Work order — Output the data that follows exactly, line for line.

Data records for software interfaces
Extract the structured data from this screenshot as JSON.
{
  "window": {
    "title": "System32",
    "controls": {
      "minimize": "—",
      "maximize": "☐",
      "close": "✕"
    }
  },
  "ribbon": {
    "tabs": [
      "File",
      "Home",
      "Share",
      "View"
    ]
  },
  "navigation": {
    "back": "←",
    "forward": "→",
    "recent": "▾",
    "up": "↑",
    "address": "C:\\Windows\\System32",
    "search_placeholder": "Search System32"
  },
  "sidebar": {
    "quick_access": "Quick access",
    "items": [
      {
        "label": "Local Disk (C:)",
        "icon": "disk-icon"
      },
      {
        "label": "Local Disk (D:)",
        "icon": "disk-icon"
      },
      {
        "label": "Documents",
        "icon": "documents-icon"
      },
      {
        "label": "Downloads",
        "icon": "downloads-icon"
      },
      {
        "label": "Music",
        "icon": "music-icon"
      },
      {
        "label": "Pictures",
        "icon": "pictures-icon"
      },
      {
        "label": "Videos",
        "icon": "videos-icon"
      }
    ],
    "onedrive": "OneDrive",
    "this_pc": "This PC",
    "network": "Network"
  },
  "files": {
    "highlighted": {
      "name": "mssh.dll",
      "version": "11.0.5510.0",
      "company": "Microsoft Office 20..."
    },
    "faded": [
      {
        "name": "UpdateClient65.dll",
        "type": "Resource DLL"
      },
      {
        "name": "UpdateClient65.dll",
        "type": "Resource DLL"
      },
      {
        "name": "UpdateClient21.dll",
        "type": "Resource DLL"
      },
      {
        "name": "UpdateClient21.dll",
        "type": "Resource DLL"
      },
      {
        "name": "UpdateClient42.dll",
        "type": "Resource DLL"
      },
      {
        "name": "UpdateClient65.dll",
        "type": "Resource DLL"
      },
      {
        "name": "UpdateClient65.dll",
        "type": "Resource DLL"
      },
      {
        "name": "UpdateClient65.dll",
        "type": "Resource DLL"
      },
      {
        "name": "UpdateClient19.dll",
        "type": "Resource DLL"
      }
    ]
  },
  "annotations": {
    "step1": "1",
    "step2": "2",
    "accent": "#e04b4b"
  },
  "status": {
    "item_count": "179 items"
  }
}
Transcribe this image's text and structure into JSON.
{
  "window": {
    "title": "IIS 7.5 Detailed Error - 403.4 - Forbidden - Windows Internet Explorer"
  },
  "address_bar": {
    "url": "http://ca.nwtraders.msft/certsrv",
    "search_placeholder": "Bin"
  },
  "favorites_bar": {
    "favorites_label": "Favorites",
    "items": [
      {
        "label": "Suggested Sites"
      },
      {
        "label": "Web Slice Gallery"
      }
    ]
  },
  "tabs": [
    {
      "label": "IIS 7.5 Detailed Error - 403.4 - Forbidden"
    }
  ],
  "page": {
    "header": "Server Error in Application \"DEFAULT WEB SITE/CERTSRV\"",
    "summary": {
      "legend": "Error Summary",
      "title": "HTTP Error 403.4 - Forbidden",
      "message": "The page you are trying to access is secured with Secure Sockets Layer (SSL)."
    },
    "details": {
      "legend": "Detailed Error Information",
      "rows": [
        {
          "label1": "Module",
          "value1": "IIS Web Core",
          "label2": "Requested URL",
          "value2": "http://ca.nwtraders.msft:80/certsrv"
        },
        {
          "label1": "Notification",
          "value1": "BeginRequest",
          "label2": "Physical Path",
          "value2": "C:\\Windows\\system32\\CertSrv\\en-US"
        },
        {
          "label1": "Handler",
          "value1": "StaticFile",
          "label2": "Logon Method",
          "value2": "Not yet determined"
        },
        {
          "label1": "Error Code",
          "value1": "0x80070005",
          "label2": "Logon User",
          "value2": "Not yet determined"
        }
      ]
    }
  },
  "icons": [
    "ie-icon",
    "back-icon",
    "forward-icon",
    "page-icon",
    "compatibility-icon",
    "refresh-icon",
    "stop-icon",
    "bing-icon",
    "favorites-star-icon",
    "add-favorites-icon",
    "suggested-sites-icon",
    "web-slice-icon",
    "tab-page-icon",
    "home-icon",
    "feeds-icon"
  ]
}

Exercise output —
Extract the structured data from this screenshot as JSON.
{
  "window": {
    "title": "System32",
    "controls": {
      "minimize": "—",
      "maximize": "☐",
      "close": "✕"
    }
  },
  "ribbon": {
    "tabs": [
      "File",
      "Home",
      "Share",
      "View"
    ]
  },
  "navigation": {
    "back": "←",
    "forward": "→",
    "recent": "▾",
    "up": "↑",
    "address": "C:\\Windows\\System32",
    "search_placeholder": "Search System32"
  },
  "sidebar": {
    "quick_access": "Quick access",
    "items": [
      {
        "label": "Local Disk (C:)",
        "icon": "disk-icon"
      },
      {
        "label": "Local Disk (D:)",
        "icon": "disk-icon"
      },
      {
        "label": "Documents",
        "icon": "documents-icon"
      },
      {
        "label": "Downloads",
        "icon": "downloads-icon"
      },
      {
        "label": "Music",
        "icon": "music-icon"
      },
      {
        "label": "Pictures",
        "icon": "pictures-icon"
      },
      {
        "label": "Videos",
        "icon": "videos-icon"
      }
    ],
    "onedrive": "OneDrive",
    "this_pc": "This PC",
    "network": "Network"
  },
  "files": {
    "highlighted": {
      "name": "mssh.dll",
      "version": "11.0.5510.0",
      "company": "Microsoft Office 20..."
    },
    "faded": [
      {
        "name": "UpdateClient65.dll",
        "type": "Resource DLL"
      },
      {
        "name": "UpdateClient65.dll",
        "type": "Resource DLL"
      },
      {
        "name": "UpdateClient21.dll",
        "type": "Resource DLL"
      },
      {
        "name": "UpdateClient21.dll",
        "type": "Resource DLL"
      },
      {
        "name": "UpdateClient42.dll",
        "type": "Resource DLL"
      },
      {
        "name": "UpdateClient65.dll",
        "type": "Resource DLL"
      },
      {
        "name": "UpdateClient65.dll",
        "type": "Resource DLL"
      },
      {
        "name": "UpdateClient65.dll",
        "type": "Resource DLL"
      },
      {
        "name": "UpdateClient19.dll",
        "type": "Resource DLL"
      }
    ]
  },
  "annotations": {
    "step1": "1",
    "step2": "2",
    "accent": "#e04b4b"
  },
  "status": {
    "item_count": "179 items"
  }
}
Transcribe this image's text and structure into JSON.
{
  "window": {
    "title": "IIS 7.5 Detailed Error - 403.4 - Forbidden - Windows Internet Explorer"
  },
  "address_bar": {
    "url": "http://ca.nwtraders.msft/certsrv",
    "search_placeholder": "Bin"
  },
  "favorites_bar": {
    "favorites_label": "Favorites",
    "items": [
      {
        "label": "Suggested Sites"
      },
      {
        "label": "Web Slice Gallery"
      }
    ]
  },
  "tabs": [
    {
      "label": "IIS 7.5 Detailed Error - 403.4 - Forbidden"
    }
  ],
  "page": {
    "header": "Server Error in Application \"DEFAULT WEB SITE/CERTSRV\"",
    "summary": {
      "legend": "Error Summary",
      "title": "HTTP Error 403.4 - Forbidden",
      "message": "The page you are trying to access is secured with Secure Sockets Layer (SSL)."
    },
    "details": {
      "legend": "Detailed Error Information",
      "rows": [
        {
          "label1": "Module",
          "value1": "IIS Web Core",
          "label2": "Requested URL",
          "value2": "http://ca.nwtraders.msft:80/certsrv"
        },
        {
          "label1": "Notification",
          "value1": "BeginRequest",
          "label2": "Physical Path",
          "value2": "C:\\Windows\\system32\\CertSrv\\en-US"
        },
        {
          "label1": "Handler",
          "value1": "StaticFile",
          "label2": "Logon Method",
          "value2": "Not yet determined"
        },
        {
          "label1": "Error Code",
          "value1": "0x80070005",
          "label2": "Logon User",
          "value2": "Not yet determined"
        }
      ]
    }
  },
  "icons": [
    "ie-icon",
    "back-icon",
    "forward-icon",
    "page-icon",
    "compatibility-icon",
    "refresh-icon",
    "stop-icon",
    "bing-icon",
    "favorites-star-icon",
    "add-favorites-icon",
    "suggested-sites-icon",
    "web-slice-icon",
    "tab-page-icon",
    "home-icon",
    "feeds-icon"
  ]
}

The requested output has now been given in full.